━━━━━ Recorded information

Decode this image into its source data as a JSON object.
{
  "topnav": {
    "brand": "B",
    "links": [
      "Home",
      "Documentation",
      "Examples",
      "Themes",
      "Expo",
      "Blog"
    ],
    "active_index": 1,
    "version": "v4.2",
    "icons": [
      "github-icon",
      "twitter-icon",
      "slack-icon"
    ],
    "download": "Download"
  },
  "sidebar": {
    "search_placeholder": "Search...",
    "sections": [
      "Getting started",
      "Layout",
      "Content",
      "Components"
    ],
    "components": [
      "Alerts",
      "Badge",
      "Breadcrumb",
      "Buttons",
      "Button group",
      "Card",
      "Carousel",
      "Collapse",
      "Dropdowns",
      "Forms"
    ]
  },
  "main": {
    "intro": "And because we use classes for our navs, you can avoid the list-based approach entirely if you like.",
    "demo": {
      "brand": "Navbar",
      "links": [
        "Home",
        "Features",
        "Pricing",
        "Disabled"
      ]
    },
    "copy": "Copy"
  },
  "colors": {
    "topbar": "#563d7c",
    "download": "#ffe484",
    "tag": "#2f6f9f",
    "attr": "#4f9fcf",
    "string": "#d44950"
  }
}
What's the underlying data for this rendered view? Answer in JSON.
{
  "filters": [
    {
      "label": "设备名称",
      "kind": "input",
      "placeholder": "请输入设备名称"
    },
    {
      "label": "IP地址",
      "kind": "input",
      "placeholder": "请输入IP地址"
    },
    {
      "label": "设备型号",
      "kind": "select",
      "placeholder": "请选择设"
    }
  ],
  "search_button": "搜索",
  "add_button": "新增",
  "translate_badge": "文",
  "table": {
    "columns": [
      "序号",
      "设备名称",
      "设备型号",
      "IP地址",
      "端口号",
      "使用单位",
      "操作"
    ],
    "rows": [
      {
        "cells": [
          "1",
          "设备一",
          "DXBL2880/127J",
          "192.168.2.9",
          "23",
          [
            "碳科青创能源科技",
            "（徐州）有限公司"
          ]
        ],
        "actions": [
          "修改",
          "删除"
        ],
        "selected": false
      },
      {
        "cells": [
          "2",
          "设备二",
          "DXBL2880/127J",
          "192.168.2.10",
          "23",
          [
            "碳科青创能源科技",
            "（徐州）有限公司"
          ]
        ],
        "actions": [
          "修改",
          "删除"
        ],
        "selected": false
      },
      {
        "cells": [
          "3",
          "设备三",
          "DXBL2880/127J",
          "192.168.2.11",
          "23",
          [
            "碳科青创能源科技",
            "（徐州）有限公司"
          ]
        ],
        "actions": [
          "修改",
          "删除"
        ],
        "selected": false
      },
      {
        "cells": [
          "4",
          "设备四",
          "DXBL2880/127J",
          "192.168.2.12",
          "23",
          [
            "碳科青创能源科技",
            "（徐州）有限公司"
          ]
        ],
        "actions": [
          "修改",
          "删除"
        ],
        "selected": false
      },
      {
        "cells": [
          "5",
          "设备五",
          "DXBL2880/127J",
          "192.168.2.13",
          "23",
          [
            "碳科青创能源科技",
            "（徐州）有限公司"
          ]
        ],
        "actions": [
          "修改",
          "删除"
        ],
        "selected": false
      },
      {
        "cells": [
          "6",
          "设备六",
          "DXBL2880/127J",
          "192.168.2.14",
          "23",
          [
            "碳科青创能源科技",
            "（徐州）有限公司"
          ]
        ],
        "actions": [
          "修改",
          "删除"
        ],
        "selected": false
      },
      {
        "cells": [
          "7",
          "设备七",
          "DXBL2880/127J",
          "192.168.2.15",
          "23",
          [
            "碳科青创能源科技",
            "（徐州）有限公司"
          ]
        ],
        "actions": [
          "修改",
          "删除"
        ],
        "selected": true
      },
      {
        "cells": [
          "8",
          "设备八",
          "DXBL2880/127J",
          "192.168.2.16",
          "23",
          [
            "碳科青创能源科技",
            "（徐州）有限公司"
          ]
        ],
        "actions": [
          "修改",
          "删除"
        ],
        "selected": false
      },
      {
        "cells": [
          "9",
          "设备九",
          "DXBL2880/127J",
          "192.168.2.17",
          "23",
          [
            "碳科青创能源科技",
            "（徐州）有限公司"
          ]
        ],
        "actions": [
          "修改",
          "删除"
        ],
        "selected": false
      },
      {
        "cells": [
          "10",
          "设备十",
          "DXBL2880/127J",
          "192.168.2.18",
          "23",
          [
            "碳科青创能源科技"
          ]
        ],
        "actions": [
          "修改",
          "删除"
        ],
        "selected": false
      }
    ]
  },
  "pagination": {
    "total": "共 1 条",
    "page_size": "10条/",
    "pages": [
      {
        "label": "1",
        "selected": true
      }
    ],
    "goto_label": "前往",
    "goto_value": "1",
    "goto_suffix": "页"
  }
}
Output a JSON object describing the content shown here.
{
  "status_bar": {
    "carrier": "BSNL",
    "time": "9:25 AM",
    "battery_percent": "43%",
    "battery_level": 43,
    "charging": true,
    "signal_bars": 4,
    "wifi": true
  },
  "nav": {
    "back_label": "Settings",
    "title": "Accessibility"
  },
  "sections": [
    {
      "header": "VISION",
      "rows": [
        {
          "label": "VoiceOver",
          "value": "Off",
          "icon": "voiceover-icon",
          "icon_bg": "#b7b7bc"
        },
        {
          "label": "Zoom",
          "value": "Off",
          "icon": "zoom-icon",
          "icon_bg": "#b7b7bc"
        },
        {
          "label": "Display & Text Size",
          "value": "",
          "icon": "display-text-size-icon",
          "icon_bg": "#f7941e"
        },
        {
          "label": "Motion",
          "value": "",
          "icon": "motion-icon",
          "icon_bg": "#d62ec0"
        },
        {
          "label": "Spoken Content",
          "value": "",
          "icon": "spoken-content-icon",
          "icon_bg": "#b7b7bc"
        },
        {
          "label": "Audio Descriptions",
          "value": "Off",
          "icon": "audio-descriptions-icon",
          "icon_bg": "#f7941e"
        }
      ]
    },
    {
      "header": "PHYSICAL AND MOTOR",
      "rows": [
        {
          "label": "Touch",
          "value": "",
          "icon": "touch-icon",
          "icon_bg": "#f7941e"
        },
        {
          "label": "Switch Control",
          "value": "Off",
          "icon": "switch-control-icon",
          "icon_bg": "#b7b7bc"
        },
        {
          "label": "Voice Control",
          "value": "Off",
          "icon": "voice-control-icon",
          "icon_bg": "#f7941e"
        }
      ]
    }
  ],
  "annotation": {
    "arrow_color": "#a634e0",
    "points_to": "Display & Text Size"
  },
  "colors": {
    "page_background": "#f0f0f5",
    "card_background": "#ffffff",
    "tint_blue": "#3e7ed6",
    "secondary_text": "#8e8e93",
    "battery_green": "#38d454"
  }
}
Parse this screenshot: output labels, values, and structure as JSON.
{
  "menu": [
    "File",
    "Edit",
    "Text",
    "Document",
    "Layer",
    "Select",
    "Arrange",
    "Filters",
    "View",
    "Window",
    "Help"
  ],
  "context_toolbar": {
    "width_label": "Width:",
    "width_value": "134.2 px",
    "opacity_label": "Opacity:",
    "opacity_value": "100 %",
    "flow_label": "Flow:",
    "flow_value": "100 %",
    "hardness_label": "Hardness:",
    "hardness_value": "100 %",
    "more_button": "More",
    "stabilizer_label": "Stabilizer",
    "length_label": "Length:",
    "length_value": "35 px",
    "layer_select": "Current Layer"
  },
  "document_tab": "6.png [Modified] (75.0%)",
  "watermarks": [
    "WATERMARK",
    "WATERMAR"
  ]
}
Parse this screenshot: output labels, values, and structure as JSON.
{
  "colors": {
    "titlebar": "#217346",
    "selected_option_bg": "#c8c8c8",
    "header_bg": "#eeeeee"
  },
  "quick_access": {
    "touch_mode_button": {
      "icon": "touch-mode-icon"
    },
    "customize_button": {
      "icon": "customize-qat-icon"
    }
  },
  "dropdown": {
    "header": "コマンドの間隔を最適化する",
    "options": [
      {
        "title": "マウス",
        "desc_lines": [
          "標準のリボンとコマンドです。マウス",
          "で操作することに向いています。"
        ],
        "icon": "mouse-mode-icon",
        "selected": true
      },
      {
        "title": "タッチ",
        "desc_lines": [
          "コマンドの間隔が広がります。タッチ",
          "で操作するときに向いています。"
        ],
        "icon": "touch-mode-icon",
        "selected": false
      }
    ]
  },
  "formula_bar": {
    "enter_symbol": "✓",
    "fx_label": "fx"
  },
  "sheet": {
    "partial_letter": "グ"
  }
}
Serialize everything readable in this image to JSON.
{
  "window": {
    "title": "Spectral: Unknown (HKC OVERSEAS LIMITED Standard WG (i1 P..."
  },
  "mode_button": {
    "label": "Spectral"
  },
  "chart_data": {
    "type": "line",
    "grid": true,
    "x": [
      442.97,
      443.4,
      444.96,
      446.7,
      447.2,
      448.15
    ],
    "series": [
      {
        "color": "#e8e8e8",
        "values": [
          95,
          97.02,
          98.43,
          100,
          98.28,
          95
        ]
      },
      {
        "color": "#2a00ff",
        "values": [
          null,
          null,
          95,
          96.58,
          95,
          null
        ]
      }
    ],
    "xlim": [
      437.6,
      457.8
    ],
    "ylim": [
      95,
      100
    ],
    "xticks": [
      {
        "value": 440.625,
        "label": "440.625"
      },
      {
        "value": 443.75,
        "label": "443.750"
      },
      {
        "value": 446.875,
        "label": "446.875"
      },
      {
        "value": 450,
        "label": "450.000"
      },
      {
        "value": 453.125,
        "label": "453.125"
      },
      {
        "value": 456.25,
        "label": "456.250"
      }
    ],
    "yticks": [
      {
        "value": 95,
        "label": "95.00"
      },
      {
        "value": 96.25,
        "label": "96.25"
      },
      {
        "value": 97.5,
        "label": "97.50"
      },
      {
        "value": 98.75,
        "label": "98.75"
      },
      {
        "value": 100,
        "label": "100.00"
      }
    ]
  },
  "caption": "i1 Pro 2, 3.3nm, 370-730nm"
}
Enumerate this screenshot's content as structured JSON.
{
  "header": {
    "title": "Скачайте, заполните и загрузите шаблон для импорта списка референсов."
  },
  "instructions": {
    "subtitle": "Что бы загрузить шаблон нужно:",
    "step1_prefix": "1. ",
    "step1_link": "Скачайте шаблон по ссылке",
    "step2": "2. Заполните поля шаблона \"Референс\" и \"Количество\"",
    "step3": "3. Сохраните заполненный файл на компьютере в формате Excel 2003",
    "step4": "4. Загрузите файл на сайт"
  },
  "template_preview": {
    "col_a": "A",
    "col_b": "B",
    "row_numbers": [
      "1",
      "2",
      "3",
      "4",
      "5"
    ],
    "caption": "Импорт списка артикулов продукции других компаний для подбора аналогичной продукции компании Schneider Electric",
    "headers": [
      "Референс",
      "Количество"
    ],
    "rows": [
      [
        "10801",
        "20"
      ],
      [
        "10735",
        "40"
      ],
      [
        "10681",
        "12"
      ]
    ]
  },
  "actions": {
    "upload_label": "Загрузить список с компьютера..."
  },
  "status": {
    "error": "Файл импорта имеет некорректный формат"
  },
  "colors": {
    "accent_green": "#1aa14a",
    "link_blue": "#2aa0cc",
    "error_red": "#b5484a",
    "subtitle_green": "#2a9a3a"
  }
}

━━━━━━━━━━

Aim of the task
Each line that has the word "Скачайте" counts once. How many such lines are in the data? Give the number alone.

Your response
2